According to the Sound Transit draft design, an I-90 light rail station will be constructed in downtown Mercer Island on a platform between 77th Avenue S.E. and 80th Avenue S.E. The station would either have a pedestrian bridge into downtown Mercer Island with one entryway on 80th Avenue S.E. or two entryways on both ends with no bridge. It would serve as the light rail stop between Rainier in Seattle and the South Bellevue Park and Ride.
The Jan. 27 exhibit aimed to provide Islanders with information on the light rail route, station and maintenance facility alternatives. The draft EIS informs the public about the project’s “benefits and impacts prior to identifying a preferred alternative.”
At 5 p.m., attendees filed into a smaller room for the open community hearing, presided over by three Sound Transit members and a representative from the Department of Transportation.
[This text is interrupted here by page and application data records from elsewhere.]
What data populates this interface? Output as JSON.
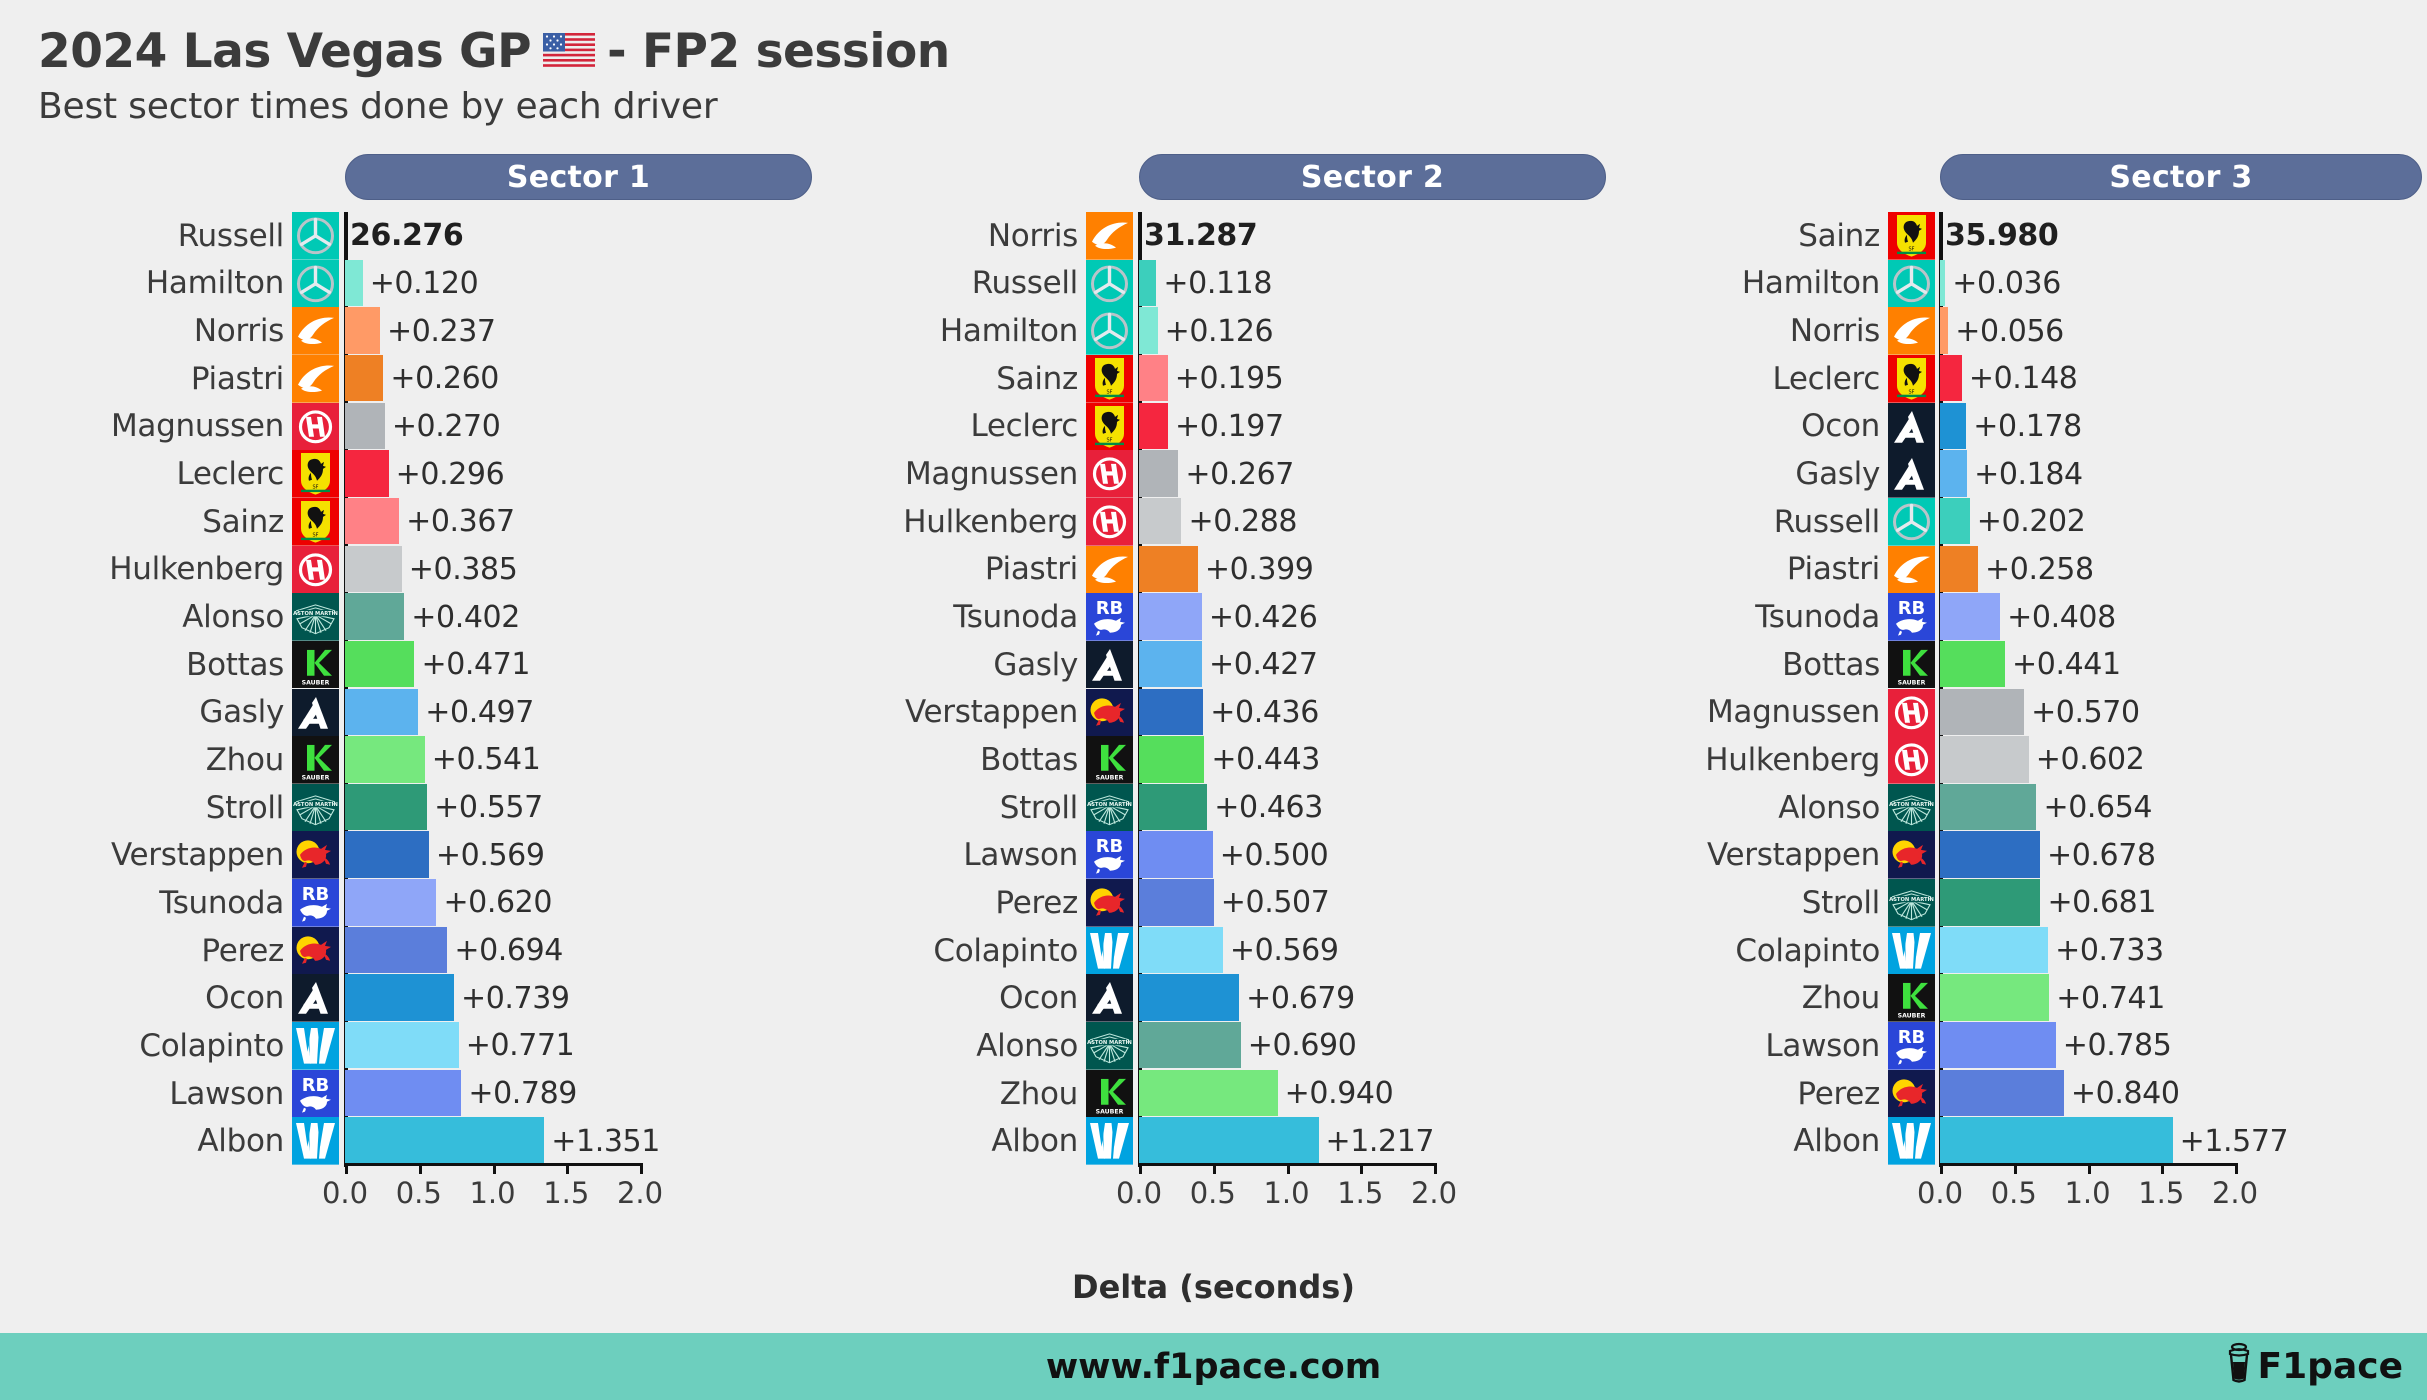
{
  "header": {
    "title_prefix": "2024 Las Vegas GP",
    "flag": "us-flag",
    "title_suffix": "- FP2 session",
    "subtitle": "Best sector times done by each driver"
  },
  "axis": {
    "xlabel": "Delta (seconds)",
    "ticks": [
      "0.0",
      "0.5",
      "1.0",
      "1.5",
      "2.0"
    ],
    "tick_values": [
      0.0,
      0.5,
      1.0,
      1.5,
      2.0
    ],
    "xmin": 0.0,
    "xmax": 2.2
  },
  "footer": {
    "url": "www.f1pace.com",
    "brand": "F1pace",
    "brand_icon": "coffee-cup-icon",
    "background": "#6DCFBE"
  },
  "colors": {
    "background": "#EFEFEF",
    "header_bar": "#5C6E99",
    "text": "#3B3B3B"
  },
  "chart_data": {
    "type": "bar",
    "title": "2024 Las Vegas GP - FP2 session",
    "subtitle": "Best sector times done by each driver",
    "xlabel": "Delta (seconds)",
    "ylabel": "",
    "xlim": [
      0.0,
      2.2
    ],
    "grid": false,
    "legend": "none",
    "orientation": "horizontal",
    "panels": [
      {
        "label": "Sector 1",
        "leader_time": "26.276",
        "categories": [
          "Russell",
          "Hamilton",
          "Norris",
          "Piastri",
          "Magnussen",
          "Leclerc",
          "Sainz",
          "Hulkenberg",
          "Alonso",
          "Bottas",
          "Gasly",
          "Zhou",
          "Stroll",
          "Verstappen",
          "Tsunoda",
          "Perez",
          "Ocon",
          "Colapinto",
          "Lawson",
          "Albon"
        ],
        "values": [
          0.0,
          0.12,
          0.237,
          0.26,
          0.27,
          0.296,
          0.367,
          0.385,
          0.402,
          0.471,
          0.497,
          0.541,
          0.557,
          0.569,
          0.62,
          0.694,
          0.739,
          0.771,
          0.789,
          1.351
        ],
        "labels": [
          "26.276",
          "+0.120",
          "+0.237",
          "+0.260",
          "+0.270",
          "+0.296",
          "+0.367",
          "+0.385",
          "+0.402",
          "+0.471",
          "+0.497",
          "+0.541",
          "+0.557",
          "+0.569",
          "+0.620",
          "+0.694",
          "+0.739",
          "+0.771",
          "+0.789",
          "+1.351"
        ],
        "teams": [
          "mercedes",
          "mercedes",
          "mclaren",
          "mclaren",
          "haas",
          "ferrari",
          "ferrari",
          "haas",
          "astonmartin",
          "sauber",
          "alpine",
          "sauber",
          "astonmartin",
          "redbull",
          "rb",
          "redbull",
          "alpine",
          "williams",
          "rb",
          "williams"
        ],
        "bar_colors": [
          "#00D2BE",
          "#7FE8D5",
          "#FF9A66",
          "#EE8024",
          "#B0B4B8",
          "#F5263F",
          "#FF8186",
          "#C7CACC",
          "#60A898",
          "#55DE5C",
          "#5CB3EE",
          "#76E87E",
          "#2E9A77",
          "#2D6EC2",
          "#8FA6F8",
          "#5B7EDB",
          "#1E92D4",
          "#7FDCF8",
          "#6F8DF2",
          "#36BDDB"
        ]
      },
      {
        "label": "Sector 2",
        "leader_time": "31.287",
        "categories": [
          "Norris",
          "Russell",
          "Hamilton",
          "Sainz",
          "Leclerc",
          "Magnussen",
          "Hulkenberg",
          "Piastri",
          "Tsunoda",
          "Gasly",
          "Verstappen",
          "Bottas",
          "Stroll",
          "Lawson",
          "Perez",
          "Colapinto",
          "Ocon",
          "Alonso",
          "Zhou",
          "Albon"
        ],
        "values": [
          0.0,
          0.118,
          0.126,
          0.195,
          0.197,
          0.267,
          0.288,
          0.399,
          0.426,
          0.427,
          0.436,
          0.443,
          0.463,
          0.5,
          0.507,
          0.569,
          0.679,
          0.69,
          0.94,
          1.217
        ],
        "labels": [
          "31.287",
          "+0.118",
          "+0.126",
          "+0.195",
          "+0.197",
          "+0.267",
          "+0.288",
          "+0.399",
          "+0.426",
          "+0.427",
          "+0.436",
          "+0.443",
          "+0.463",
          "+0.500",
          "+0.507",
          "+0.569",
          "+0.679",
          "+0.690",
          "+0.940",
          "+1.217"
        ],
        "teams": [
          "mclaren",
          "mercedes",
          "mercedes",
          "ferrari",
          "ferrari",
          "haas",
          "haas",
          "mclaren",
          "rb",
          "alpine",
          "redbull",
          "sauber",
          "astonmartin",
          "rb",
          "redbull",
          "williams",
          "alpine",
          "astonmartin",
          "sauber",
          "williams"
        ],
        "bar_colors": [
          "#EE8024",
          "#3CCFBC",
          "#7FE8D5",
          "#FF8186",
          "#F5263F",
          "#B0B4B8",
          "#C7CACC",
          "#EE8024",
          "#8FA6F8",
          "#5CB3EE",
          "#2D6EC2",
          "#55DE5C",
          "#2E9A77",
          "#6F8DF2",
          "#5B7EDB",
          "#7FDCF8",
          "#1E92D4",
          "#60A898",
          "#76E87E",
          "#36BDDB"
        ]
      },
      {
        "label": "Sector 3",
        "leader_time": "35.980",
        "categories": [
          "Sainz",
          "Hamilton",
          "Norris",
          "Leclerc",
          "Ocon",
          "Gasly",
          "Russell",
          "Piastri",
          "Tsunoda",
          "Bottas",
          "Magnussen",
          "Hulkenberg",
          "Alonso",
          "Verstappen",
          "Stroll",
          "Colapinto",
          "Zhou",
          "Lawson",
          "Perez",
          "Albon"
        ],
        "values": [
          0.0,
          0.036,
          0.056,
          0.148,
          0.178,
          0.184,
          0.202,
          0.258,
          0.408,
          0.441,
          0.57,
          0.602,
          0.654,
          0.678,
          0.681,
          0.733,
          0.741,
          0.785,
          0.84,
          1.577
        ],
        "labels": [
          "35.980",
          "+0.036",
          "+0.056",
          "+0.148",
          "+0.178",
          "+0.184",
          "+0.202",
          "+0.258",
          "+0.408",
          "+0.441",
          "+0.570",
          "+0.602",
          "+0.654",
          "+0.678",
          "+0.681",
          "+0.733",
          "+0.741",
          "+0.785",
          "+0.840",
          "+1.577"
        ],
        "teams": [
          "ferrari",
          "mercedes",
          "mclaren",
          "ferrari",
          "alpine",
          "alpine",
          "mercedes",
          "mclaren",
          "rb",
          "sauber",
          "haas",
          "haas",
          "astonmartin",
          "redbull",
          "astonmartin",
          "williams",
          "sauber",
          "rb",
          "redbull",
          "williams"
        ],
        "bar_colors": [
          "#FF8186",
          "#7FE8D5",
          "#FF9A66",
          "#F5263F",
          "#1E92D4",
          "#5CB3EE",
          "#3CCFBC",
          "#EE8024",
          "#8FA6F8",
          "#55DE5C",
          "#B0B4B8",
          "#C7CACC",
          "#60A898",
          "#2D6EC2",
          "#2E9A77",
          "#7FDCF8",
          "#76E87E",
          "#6F8DF2",
          "#5B7EDB",
          "#36BDDB"
        ]
      }
    ]
  }
}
Most who spoke favored the design that included a platform on the west and east side of the transit station.
“The entrance to the station must be easy to access from both ends — the Park and Ride and the downtown area,” said resident John Ewald.
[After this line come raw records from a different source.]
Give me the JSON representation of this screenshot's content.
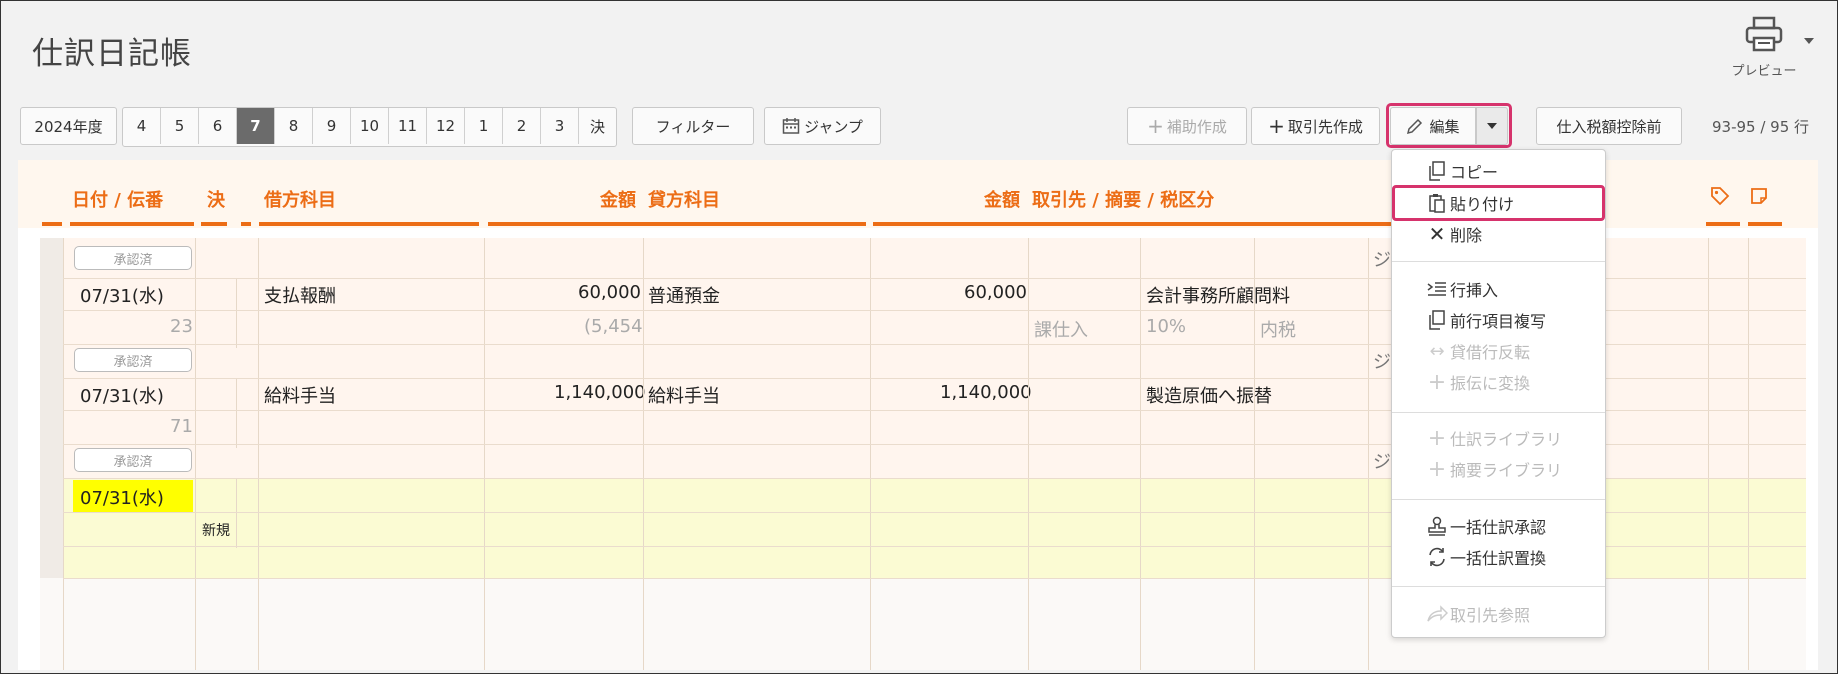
{
  "page": {
    "title": "仕訳日記帳"
  },
  "print": {
    "label": "プレビュー"
  },
  "toolbar": {
    "year_label": "2024年度",
    "months": [
      "4",
      "5",
      "6",
      "7",
      "8",
      "9",
      "10",
      "11",
      "12",
      "1",
      "2",
      "3",
      "決"
    ],
    "active_month": "7",
    "filter_label": "フィルター",
    "jump_label": "ジャンプ",
    "aux_create_label": "補助作成",
    "partner_create_label": "取引先作成",
    "edit_label": "編集",
    "tax_label": "仕入税額控除前",
    "row_count": "93-95 / 95 行"
  },
  "table": {
    "headers": {
      "date": "日付 / 伝番",
      "settle": "決",
      "debit_account": "借方科目",
      "debit_amount": "金額",
      "credit_account": "貸方科目",
      "credit_amount": "金額",
      "partner": "取引先 / 摘要 / 税区分"
    },
    "approved_label": "承認済",
    "rows": [
      {
        "date": "07/31(水)",
        "number": "23",
        "debit": "支払報酬",
        "debit_amount": "60,000",
        "debit_tax": "(5,454",
        "credit": "普通預金",
        "credit_amount": "60,000",
        "memo": "会計事務所顧問料",
        "tax_class": "課仕入",
        "tax_rate": "10%",
        "tax_mode": "内税",
        "overflow": "ジ"
      },
      {
        "date": "07/31(水)",
        "number": "71",
        "debit": "給料手当",
        "debit_amount": "1,140,000",
        "credit": "給料手当",
        "credit_amount": "1,140,000",
        "memo": "製造原価へ振替",
        "overflow": "ジ"
      },
      {
        "date": "07/31(水)",
        "new_label": "新規"
      }
    ],
    "top_overflow": "ジ"
  },
  "menu": {
    "items": [
      {
        "label": "コピー",
        "icon": "copy-icon",
        "enabled": true
      },
      {
        "label": "貼り付け",
        "icon": "paste-icon",
        "enabled": true
      },
      {
        "label": "削除",
        "icon": "close-icon",
        "enabled": true
      },
      {
        "label": "行挿入",
        "icon": "insert-row-icon",
        "enabled": true
      },
      {
        "label": "前行項目複写",
        "icon": "copy-icon",
        "enabled": true
      },
      {
        "label": "貸借行反転",
        "icon": "swap-icon",
        "enabled": false
      },
      {
        "label": "振伝に変換",
        "icon": "plus-icon",
        "enabled": false
      },
      {
        "label": "仕訳ライブラリ",
        "icon": "plus-icon",
        "enabled": false
      },
      {
        "label": "摘要ライブラリ",
        "icon": "plus-icon",
        "enabled": false
      },
      {
        "label": "一括仕訳承認",
        "icon": "stamp-icon",
        "enabled": true
      },
      {
        "label": "一括仕訳置換",
        "icon": "refresh-icon",
        "enabled": true
      },
      {
        "label": "取引先参照",
        "icon": "share-icon",
        "enabled": false
      }
    ]
  },
  "colors": {
    "accent": "#ec6d16",
    "highlight": "#d6336c",
    "selected_date": "#ffff00",
    "new_row": "#fbfbd3"
  }
}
Islander Phil Flash backed Ewald's opinion.
Nobody at the hearing spoke against light rail and its Mercer Island station, a fact that, based on Island support for Eastlink in last November’s ballot, is little surprising.
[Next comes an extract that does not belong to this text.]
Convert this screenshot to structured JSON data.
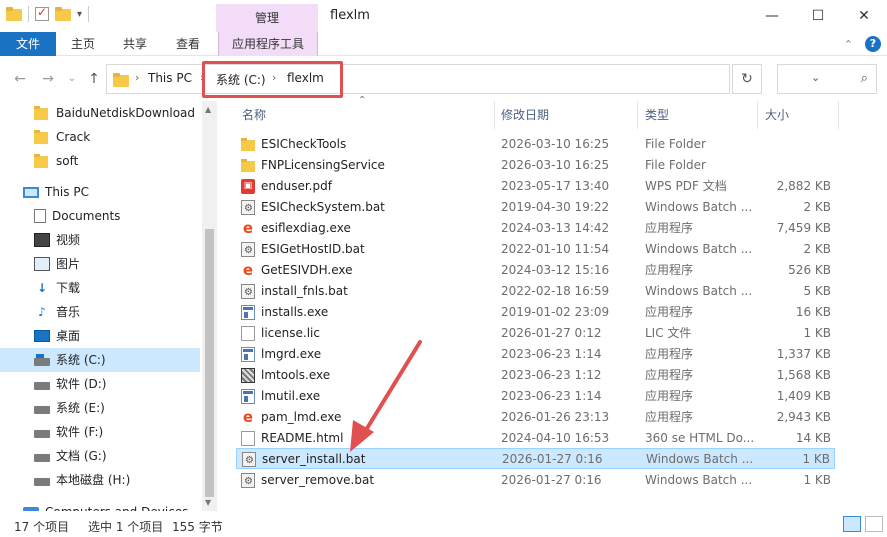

“The ballot measure [Sound Transit Prop. 1] passed on Mercer Island, so in general there’s support for light rail,” said East Link project manager Don Billen. “I think the biggest concern I’ve heard is over pedestrian access to the station.”
Citing specifics, Billen said that he had received a few written concerns over constricted space at the Mercer Island Park and Ride, particularly in the morning. It is an issue, he emphasized, that Sound Transit is working on.
“We can’t restrict the [MI] Park and Ride to Island residents because it’s funded in part by federal money. But we can improve other means of getting to the station,” Billen said, pointing to bus, bike and pedestrian methods as examples.
“We’ve done work with Metro to see how they can restructure Island services. We’re prioritizing bike and pedestrian access, and there is a drop-off/pick-up area planned for the station. There are lots of ways to get there,” the East Link representative said.
The City Council, discussing the draft EIS at its Feb. 2 meeting, expressed particular concern over the parking situation. In order to get Islanders to use light rail, they argued, ample parking will have to be available, even if this means taking money away from the proposed sky bridge.
“I’d walk away from $6 million [estimated for the sky bridge] in order to add more parking,” said Councilmember Dan Grausz. His fellow Councilmembers supported the motion.
The draft EIS was released to the public on Dec. 12, 2008, with a 75-day comment period ending on Feb. 25. For the full draft go to: www.soundtransit.org/eastlink. A copy is also available for review at the Mercer Island Library.